If a flat-faced tip is subject to cavitation erosion then it should be renewed before the erosion becomes excessive. Otherwise, the tip's effectiveness will be reduced because of trapped bubbles within the cavitation cavities.
Sonics & Materials (p. 16) recommends that the tip should be inspected for cavitation erosion every five to six hours and polished if necessary. Of course, this inspection/polishing interval will depend on the particular circumstances.
Dukane (p. 11) recommends —
- Apply a thin layer of Dow-Corning #4 high temperature, high pressure silicone grease (or #111 as an alternative) at the surface of the tip that mates to the horn.
- If a silicone-based grease can't be used then a petroleum-based grease can be used. However, it may leave carbonaceous deposits on the surface and require more frequent joint maintenance.
- Don't apply any grease to the tip threads.
The reason for the last recommendation is unknown. It may be because some lubricants may eventually foul the threads or cavitate the threads, thereby making the tip difficult to remove. However, there are dry lubricants (e.g., Teflon – PTFE) which would avoid this problem.
If the tip will come in contact with food products then the lubricant must be approved. In this case, a solid horn may be preferable to a horn with a replaceable tip.
For the same tip, table 1 shows that Dukane recommends significantly higher tightening torques than Branson does. The reasons are not known.
If a tip will be directly secured to the horn by a threaded fastener then the threads must be in the direction of horn vibration (e.g., see figures 1 and 2). This will place the threads in tension. If the threads are transverse to the direction of horn vibration then the threads will be placed in shear. In this case the inertial force and loading force on the tip will be too large for the threads to resist. This will allow the tip to slide at the tip-horn interface which will lead to heating there and likely fastener failure. (This recommendation may possibly be ignored if the amplitude is sufficiently small. In that case, however, a replaceable tip would seldom be needed to combat wear.)

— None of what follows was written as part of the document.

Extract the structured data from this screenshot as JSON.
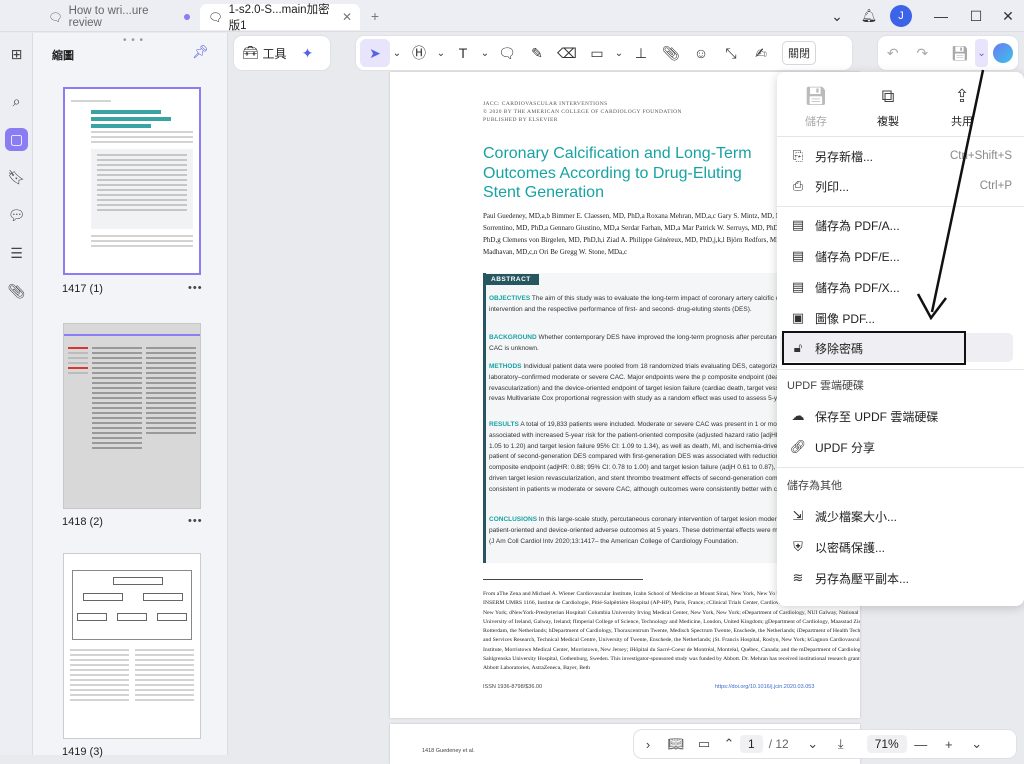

In a clamped attachment, the tip is secured by a means that is external to the actual tip. For example, this may be means of a nut (figure 2), pinch clamp (figure X), set screw (figure 4), screws (figure 3), etc.

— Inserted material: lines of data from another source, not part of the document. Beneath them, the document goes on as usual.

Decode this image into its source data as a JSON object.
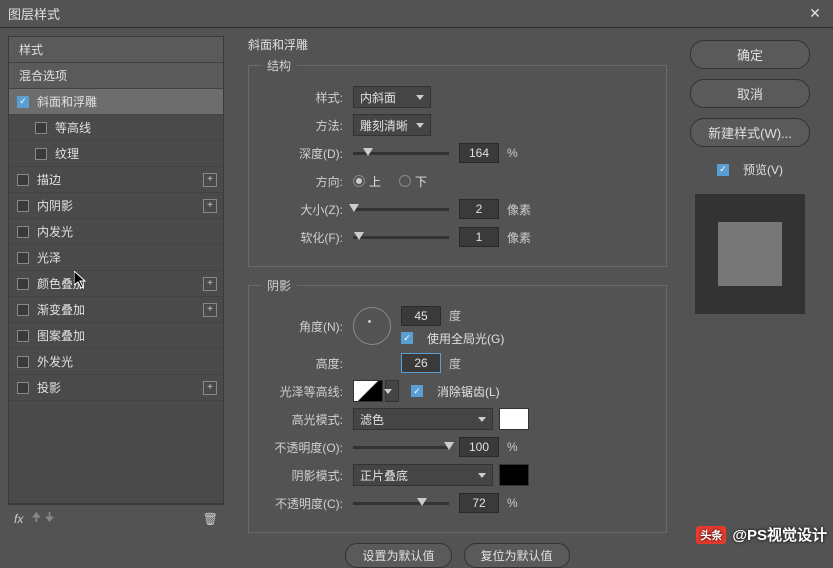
{
  "title": "图层样式",
  "sidebar": {
    "header_styles": "样式",
    "header_blend": "混合选项",
    "items": [
      {
        "label": "斜面和浮雕",
        "checked": true,
        "selected": true
      },
      {
        "label": "等高线",
        "checked": false,
        "sub": true
      },
      {
        "label": "纹理",
        "checked": false,
        "sub": true
      },
      {
        "label": "描边",
        "checked": false,
        "plus": true
      },
      {
        "label": "内阴影",
        "checked": false,
        "plus": true
      },
      {
        "label": "内发光",
        "checked": false
      },
      {
        "label": "光泽",
        "checked": false
      },
      {
        "label": "颜色叠加",
        "checked": false,
        "plus": true
      },
      {
        "label": "渐变叠加",
        "checked": false,
        "plus": true
      },
      {
        "label": "图案叠加",
        "checked": false
      },
      {
        "label": "外发光",
        "checked": false
      },
      {
        "label": "投影",
        "checked": false,
        "plus": true
      }
    ],
    "fx": "fx"
  },
  "panel": {
    "title": "斜面和浮雕",
    "structure": {
      "legend": "结构",
      "style_label": "样式:",
      "style_value": "内斜面",
      "method_label": "方法:",
      "method_value": "雕刻清晰",
      "depth_label": "深度(D):",
      "depth_value": "164",
      "depth_unit": "%",
      "direction_label": "方向:",
      "dir_up": "上",
      "dir_down": "下",
      "size_label": "大小(Z):",
      "size_value": "2",
      "size_unit": "像素",
      "soften_label": "软化(F):",
      "soften_value": "1",
      "soften_unit": "像素"
    },
    "shadow": {
      "legend": "阴影",
      "angle_label": "角度(N):",
      "angle_value": "45",
      "angle_unit": "度",
      "global_label": "使用全局光(G)",
      "altitude_label": "高度:",
      "altitude_value": "26",
      "altitude_unit": "度",
      "contour_label": "光泽等高线:",
      "antialias_label": "消除锯齿(L)",
      "hmode_label": "高光模式:",
      "hmode_value": "滤色",
      "hopacity_label": "不透明度(O):",
      "hopacity_value": "100",
      "hopacity_unit": "%",
      "smode_label": "阴影模式:",
      "smode_value": "正片叠底",
      "sopacity_label": "不透明度(C):",
      "sopacity_value": "72",
      "sopacity_unit": "%"
    },
    "btn_default": "设置为默认值",
    "btn_reset": "复位为默认值"
  },
  "right": {
    "ok": "确定",
    "cancel": "取消",
    "newstyle": "新建样式(W)...",
    "preview": "预览(V)"
  },
  "watermark": {
    "badge": "头条",
    "text": "@PS视觉设计"
  }
}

Figure 3b (Kim) shows a proposed design for a metal welding horn where a replaceable tip (the central rectangular section) is secured by four transverse screws. Although FEA suggests that this design may be successful, it will undoubtedly fail in practice because of the transverse threads and, also, because the tip is large compared to the horn (resulting in high intertial load forces).

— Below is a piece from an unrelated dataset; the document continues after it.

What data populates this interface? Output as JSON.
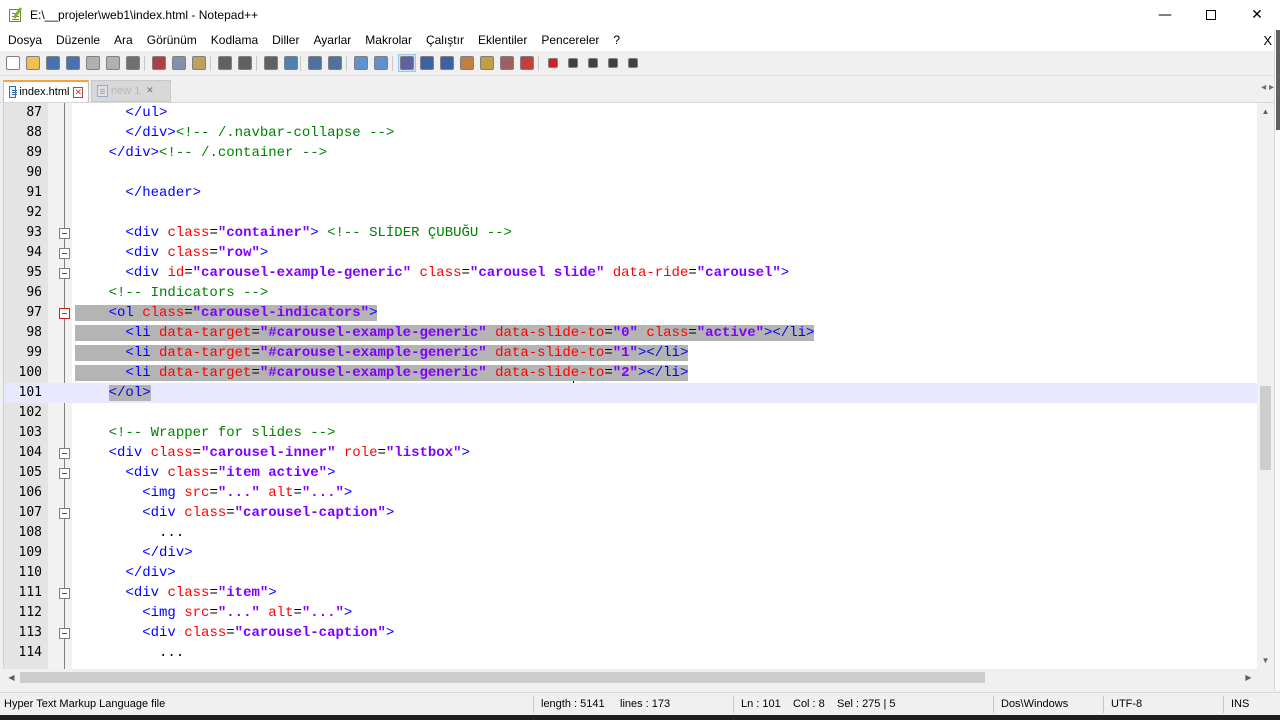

An interference attachment can be achieved either by a locking taper fit or pressfit.
Sonobond's Wedge-Reed metal welder uses a tip with a shallow locking taper (Morse taper) which fits into a matching tapered bore in the free end of the vibrating reed (figure 5). The shown threads on the tip are not engaged with reed; instead they allow the tip to be removed via a jacking nut.
Culp used a tapered pin as a welding tip in a lateral-drive metal welder. The tapered pin was inserted into a matching reamed hole in the horn. This design was somewhat successful but the joint ultimately degraded due to the high shearing forces during welding. This design was superceded by the replaceable tip of figure 2 which was more reliable and more versatile (allowing easy orientation with multiple welding lobes).